proton****, ![p][114]

The electrically charged (![+e][115]) baryon which has a mass just a bit below that of a neutron.

Quantum Electrodynamics

The mathematical theory of electrons and photons as first figured out by Feynman. It was the origin of the use of Feynman Diagrams and the difficult treatment of combining them to create reactions within Quantum Field Theory.

Quantum Number

Quantum mechanics is full of integers which describe certain quantum states. In atoms, these quantum numbers come from the solutions to the Schroedinger equation, in which the principle quantum number, n, is identical to the original idea of Bohr’s that electron orbits are fixed in radius and energy. There are quantum numbers for angular momentum, spin, and other characteristics. Transitions among states follow “selection rules” that relate the before and after values of the quantum numbers of the atomic states. In elementary particle physics Quantum Numbers appear to be inherent to particular particles and are “additive” meaning that in many cases they are conserved…that the sum before an interaction or decay must equal the same ones after the interaction or decay. This is especially true in the Strong Interactions, but also in the Weak Interactions. Examples of inherent quantum numbers are: Baryon Number, Lepton Number, Electric Charge, Isospin, and Strangeness.

quarks

These spin-1/2 Fermions are thought to be the most basic building blocks of all of hadronic matter. They are thought to be on par with the leptons as elementary.  We know of 6: up, down, charm, strange, top, and bottom which differ only in their masses.

Relativistic Quantum Field Theory

The mathematical and physical framework that is used to calculate and understand the interactions among elementary particles. It relies on the notion that particles are created and annihilated from the vacuum.

rest frame

Any environment in which everything is stationary with respect to everything else is a rest frame. Rest frames can move relative to one another and observers in each can see and make measurements of events in both.

Schroedinger Equation

The equation of the Wavefunction, or Quantum Field describing the way in which non-relativistic particles behave bound in atoms and freely.

speed


change of distance with respect to time

Strangeness

A quantum number that describes the way in which hadrons interact. This quantum number is conserved in Strong Interactions, but violated in Weak Interactions.

synchrotron


A synchrotron is a particle accelerator in which the beam rotates in a closed beam pipe at a fixed radius. The acceleration is done by passing the beam repeatedly through the same Radio Frequency cavity region where an electric field is present. The beam is bent by magnets which must repeatedly increase their field strength in order to contend with the increasing speeds of the beams.

Uncertainty Relations

Due to Heisenberg, the Uncertainty Relations require that no object possesses absolutely precise values of momentum and position, or energy and time.

vector


a quantity that carries both magnitude and direction. For velocity, speed is the magnitude. For displacement, distance is the magnitude.

W and Z Bosons,**** ![W^{\pm}, Z^0][116]

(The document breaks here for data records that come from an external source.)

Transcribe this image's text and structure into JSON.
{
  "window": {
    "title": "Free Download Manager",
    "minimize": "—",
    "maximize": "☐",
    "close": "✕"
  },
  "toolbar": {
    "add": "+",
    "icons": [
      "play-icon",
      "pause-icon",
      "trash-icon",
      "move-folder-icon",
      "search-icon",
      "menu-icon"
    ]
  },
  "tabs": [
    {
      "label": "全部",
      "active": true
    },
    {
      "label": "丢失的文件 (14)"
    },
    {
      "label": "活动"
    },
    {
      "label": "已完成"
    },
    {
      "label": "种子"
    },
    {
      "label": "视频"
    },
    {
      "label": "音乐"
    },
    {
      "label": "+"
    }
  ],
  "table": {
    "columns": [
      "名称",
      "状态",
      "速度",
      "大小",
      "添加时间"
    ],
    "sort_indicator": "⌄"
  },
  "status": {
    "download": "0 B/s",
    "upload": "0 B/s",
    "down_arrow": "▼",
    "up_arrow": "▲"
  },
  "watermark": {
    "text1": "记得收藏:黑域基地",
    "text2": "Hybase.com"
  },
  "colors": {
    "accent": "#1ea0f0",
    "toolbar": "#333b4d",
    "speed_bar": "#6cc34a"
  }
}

Spin 1 Bosons, propagators of the Weak Interaction (![W][117]) and a combination of Weak and Electromagnetic Interaction ![Z][118]. They were predicted by Weinberg in his formulation of the Standard Model that unified the Weak and Electromagnetic Interactions.

work

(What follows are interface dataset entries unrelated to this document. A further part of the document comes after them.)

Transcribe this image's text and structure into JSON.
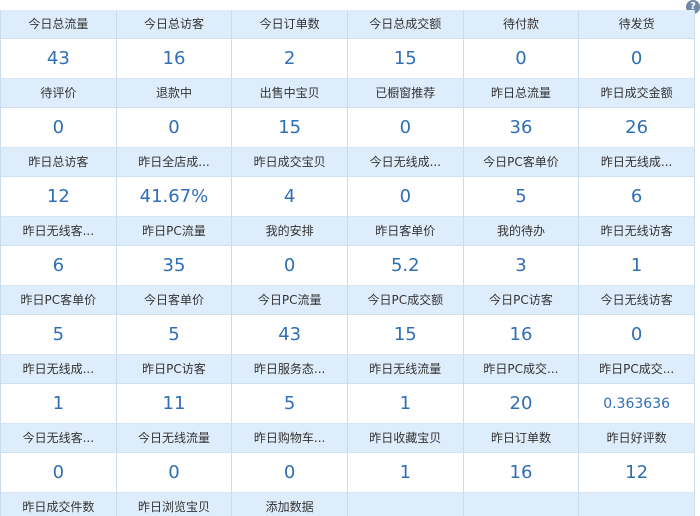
{
  "help_icon": "question-mark-icon",
  "rows": [
    {
      "kind": "label",
      "cells": [
        "今日总流量",
        "今日总访客",
        "今日订单数",
        "今日总成交额",
        "待付款",
        "待发货"
      ]
    },
    {
      "kind": "value",
      "cells": [
        "43",
        "16",
        "2",
        "15",
        "0",
        "0"
      ]
    },
    {
      "kind": "label",
      "cells": [
        "待评价",
        "退款中",
        "出售中宝贝",
        "已橱窗推荐",
        "昨日总流量",
        "昨日成交金额"
      ]
    },
    {
      "kind": "value",
      "cells": [
        "0",
        "0",
        "15",
        "0",
        "36",
        "26"
      ]
    },
    {
      "kind": "label",
      "cells": [
        "昨日总访客",
        "昨日全店成...",
        "昨日成交宝贝",
        "今日无线成...",
        "今日PC客单价",
        "昨日无线成..."
      ]
    },
    {
      "kind": "value",
      "cells": [
        "12",
        "41.67%",
        "4",
        "0",
        "5",
        "6"
      ]
    },
    {
      "kind": "label",
      "cells": [
        "昨日无线客...",
        "昨日PC流量",
        "我的安排",
        "昨日客单价",
        "我的待办",
        "昨日无线访客"
      ]
    },
    {
      "kind": "value",
      "cells": [
        "6",
        "35",
        "0",
        "5.2",
        "3",
        "1"
      ]
    },
    {
      "kind": "label",
      "cells": [
        "昨日PC客单价",
        "今日客单价",
        "今日PC流量",
        "今日PC成交额",
        "今日PC访客",
        "今日无线访客"
      ]
    },
    {
      "kind": "value",
      "cells": [
        "5",
        "5",
        "43",
        "15",
        "16",
        "0"
      ]
    },
    {
      "kind": "label",
      "cells": [
        "昨日无线成...",
        "昨日PC访客",
        "昨日服务态...",
        "昨日无线流量",
        "昨日PC成交...",
        "昨日PC成交..."
      ]
    },
    {
      "kind": "value",
      "cells": [
        "1",
        "11",
        "5",
        "1",
        "20",
        "0.363636"
      ]
    },
    {
      "kind": "label",
      "cells": [
        "今日无线客...",
        "今日无线流量",
        "昨日购物车...",
        "昨日收藏宝贝",
        "昨日订单数",
        "昨日好评数"
      ]
    },
    {
      "kind": "value",
      "cells": [
        "0",
        "0",
        "0",
        "1",
        "16",
        "12"
      ]
    },
    {
      "kind": "label",
      "cells": [
        "昨日成交件数",
        "昨日浏览宝贝",
        "添加数据",
        "",
        "",
        ""
      ]
    }
  ]
}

Work is a very specific term in physics which is related to a force which pushes on something over some distance. It’s defined as ![W=Fx][119], where the force is along the distance through which the object moves.